After US, India set to inspect idling Boeing 737s2 min read . Updated: 24 Jul 2020, 11:32 PM IST
DGCA is said to have sought compliance of its directive from Vistara, SpiceJet and Air India Express
Indian aviation regulator Directorate General of Civil Aviation (DGCA) has ordered for inspection of Boeing 737 Next Generation (NG) and 737 Classic planes that are operated by three Indian airlines SpiceJet, Vistara and AirIndia Express, a senior DGCA official said.
The decision was taken by the Indian aviation watchdog after US' The Federal Aviation Administration (FAA) on Friday said that Boeing Co. 737s that have been put in storage during this year’s pandemic must be inspected as they are at risk of losing power in both engines.
The order applies to Next Generation and Classic 737s, two generations of the model that is the most common single-aisle jetliner in the world, Bloomberg reported adding that The FAA said in the order that it was prompted by four instances in which a corroded valve caused one engine to shut down.
Indian airlines grounded hundreds of jets during a government imposed lockdown for two months between 25 March to 25 May to contain the covid-19 pandemic. During this period, the entire fleet of Indian commercial operators were completely grounded, apart from few special charter flights, which were allowed to operate
The DGCA has asked for compliance from the concerned operators, Vistara, SpiceJet and Air India Express, the DGCA official added, requesting anonymity.
When contacted, a Vistara spokesperson said that the airline is complying with the DGCA orders.
"The inspection has already been completed on all six of our Boeing 737 aircraft," the Vistara spokesperson added.
A SpiceJet spokesperson said that The FAA AD (airworthiness directive) applies to a small number of 737s in the airline's fleet that haven’t yet completed ten cycles on return of aircraft to service.
"They are being inspected. The majority of our planes have completed ten cycles already and are not affected by this AD," the spokesperson added.

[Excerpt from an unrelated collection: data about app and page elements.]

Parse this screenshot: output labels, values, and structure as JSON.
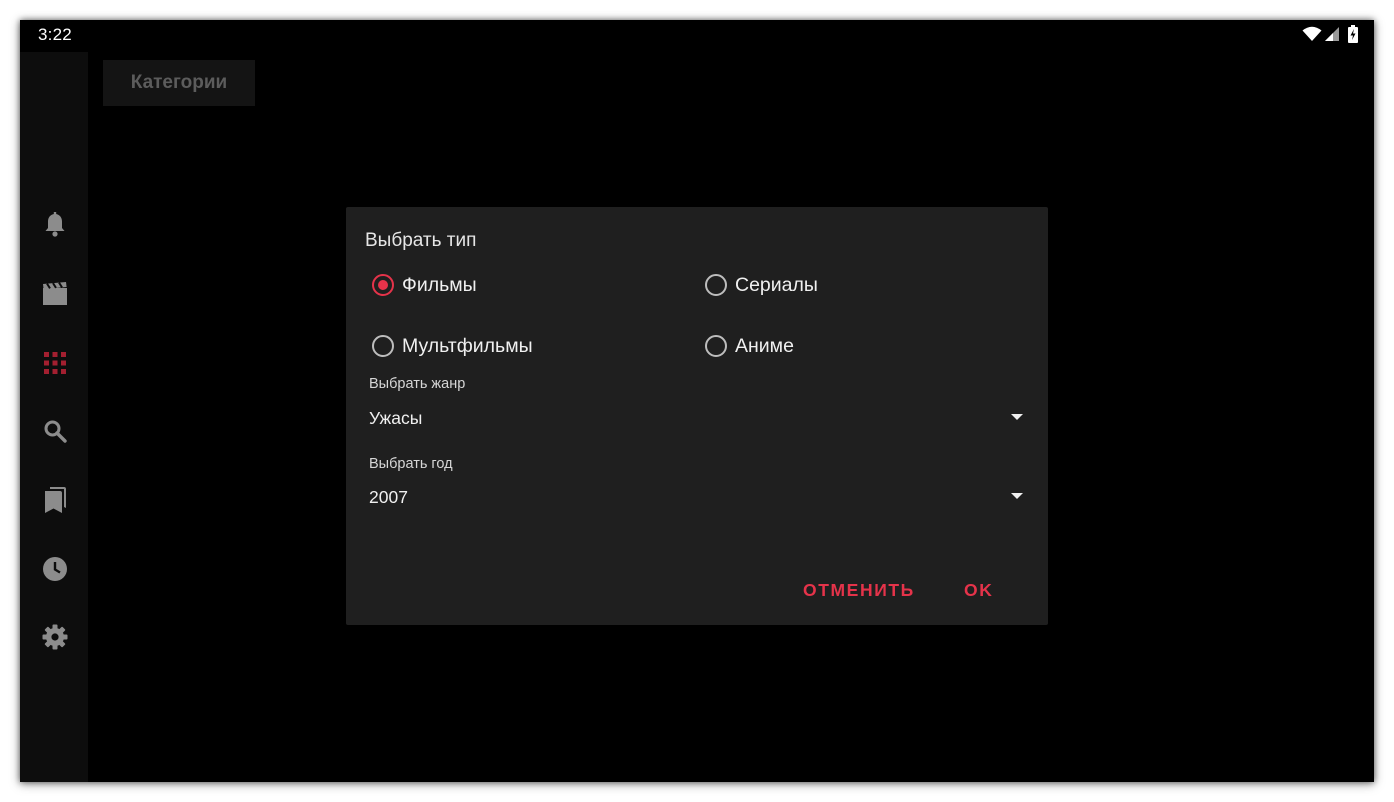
{
  "status_bar": {
    "time": "3:22",
    "icons": [
      "wifi-icon",
      "signal-icon",
      "battery-charging-icon"
    ]
  },
  "sidebar": {
    "items": [
      {
        "icon": "bell-icon",
        "active": false
      },
      {
        "icon": "movie-clapper-icon",
        "active": false
      },
      {
        "icon": "grid-icon",
        "active": true
      },
      {
        "icon": "search-icon",
        "active": false
      },
      {
        "icon": "bookmarks-icon",
        "active": false
      },
      {
        "icon": "clock-icon",
        "active": false
      },
      {
        "icon": "gear-icon",
        "active": false
      }
    ]
  },
  "header": {
    "title": "Категории"
  },
  "dialog": {
    "title": "Выбрать тип",
    "types": [
      {
        "label": "Фильмы",
        "checked": true
      },
      {
        "label": "Сериалы",
        "checked": false
      },
      {
        "label": "Мультфильмы",
        "checked": false
      },
      {
        "label": "Аниме",
        "checked": false
      }
    ],
    "genre": {
      "label": "Выбрать жанр",
      "value": "Ужасы"
    },
    "year": {
      "label": "Выбрать год",
      "value": "2007"
    },
    "cancel_label": "ОТМЕНИТЬ",
    "ok_label": "OK"
  },
  "colors": {
    "accent": "#e5334a",
    "dialog_bg": "#1f1f1f",
    "screen_bg": "#000000",
    "icon_inactive": "#8c8c8c"
  }
}
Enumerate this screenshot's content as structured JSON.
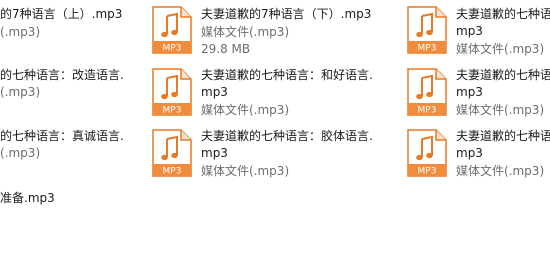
{
  "colors": {
    "icon_orange": "#F08C3C",
    "icon_orange_dark": "#E57A27",
    "text": "#1b1b1b",
    "meta": "#6d6d6d"
  },
  "icon_name": "music-note-icon",
  "icon_badge": "MP3",
  "files": {
    "c1r1": {
      "name": "的7种语言（上）.mp3",
      "meta": "(.mp3)"
    },
    "c1r2": {
      "name": "的七种语言：改造语言.",
      "meta": "(.mp3)"
    },
    "c1r3": {
      "name": "的七种语言：真诚语言.",
      "meta": "(.mp3)"
    },
    "c1r4": {
      "name": "准备.mp3"
    },
    "c2r1": {
      "name": "夫妻道歉的7种语言（下）.mp3",
      "meta": "29.8 MB"
    },
    "c2r2": {
      "name1": "夫妻道歉的七种语言：和好语言.",
      "name2": "mp3",
      "meta": "媒体文件(.mp3)"
    },
    "c2r3": {
      "name1": "夫妻道歉的七种语言：胶体语言.",
      "name2": "mp3",
      "meta": "媒体文件(.mp3)"
    },
    "c3r1": {
      "name": "夫妻道歉的七种语",
      "name2": "mp3",
      "meta": "媒体文件(.mp3)"
    },
    "c3r2": {
      "name": "夫妻道歉的七种语",
      "name2": "mp3",
      "meta": "媒体文件(.mp3)"
    },
    "c3r3": {
      "name": "夫妻道歉的七种语",
      "name2": "mp3",
      "meta": "媒体文件(.mp3)"
    },
    "c2r1_type": "媒体文件(.mp3)"
  }
}
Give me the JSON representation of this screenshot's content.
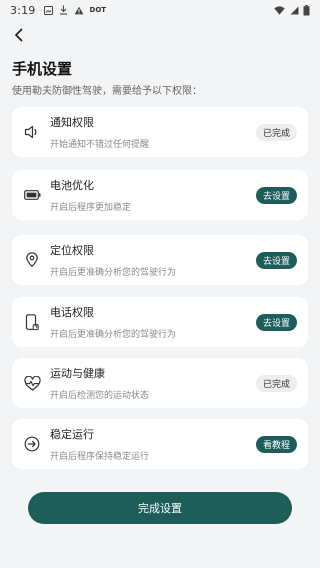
{
  "status_bar": {
    "time": "3:19",
    "dot_label": "DOT"
  },
  "page": {
    "title": "手机设置",
    "subtitle": "使用勒夫防御性驾驶，需要给予以下权限："
  },
  "permissions": [
    {
      "title": "通知权限",
      "desc": "开始通知不错过任何提醒",
      "button": "已完成",
      "state": "done",
      "icon": "speaker-icon"
    },
    {
      "title": "电池优化",
      "desc": "开启后程序更加稳定",
      "button": "去设置",
      "state": "action",
      "icon": "battery-icon"
    },
    {
      "title": "定位权限",
      "desc": "开启后更准确分析您的驾驶行为",
      "button": "去设置",
      "state": "action",
      "icon": "location-pin-icon"
    },
    {
      "title": "电话权限",
      "desc": "开启后更准确分析您的驾驶行为",
      "button": "去设置",
      "state": "action",
      "icon": "phone-icon"
    },
    {
      "title": "运动与健康",
      "desc": "开启后检测您的运动状态",
      "button": "已完成",
      "state": "done",
      "icon": "heart-pulse-icon"
    },
    {
      "title": "稳定运行",
      "desc": "开启后程序保持稳定运行",
      "button": "看教程",
      "state": "action",
      "icon": "arrow-circle-icon"
    }
  ],
  "finish_button": "完成设置",
  "colors": {
    "accent": "#1d5e5b",
    "background": "#f3f4f5",
    "card": "#ffffff",
    "done_pill": "#eeeeee"
  }
}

Air India Express's chief executive Krishnamurthi Shyamsundar didn't respond to a call.
Ajay Singh-controlled SpiceJet, which is the largest operator of Boeing 737 planes, has 82 such aircraft in its fleet, according to data from the airline's website. Vistara has six such planes while Air India Express has 25 such aircraft in its fleet.
As things stand, Boeing's 737MAX planes, 13 of which are operated by SpiceJet, remain grounded after regulators across the world forbid the usage of the aircraft following two fatal crashes. However, the grounded Boeing 737MAX planes have moved towards flying again as US regulators recently agreed to accept public comments on a plan to recertify the jet.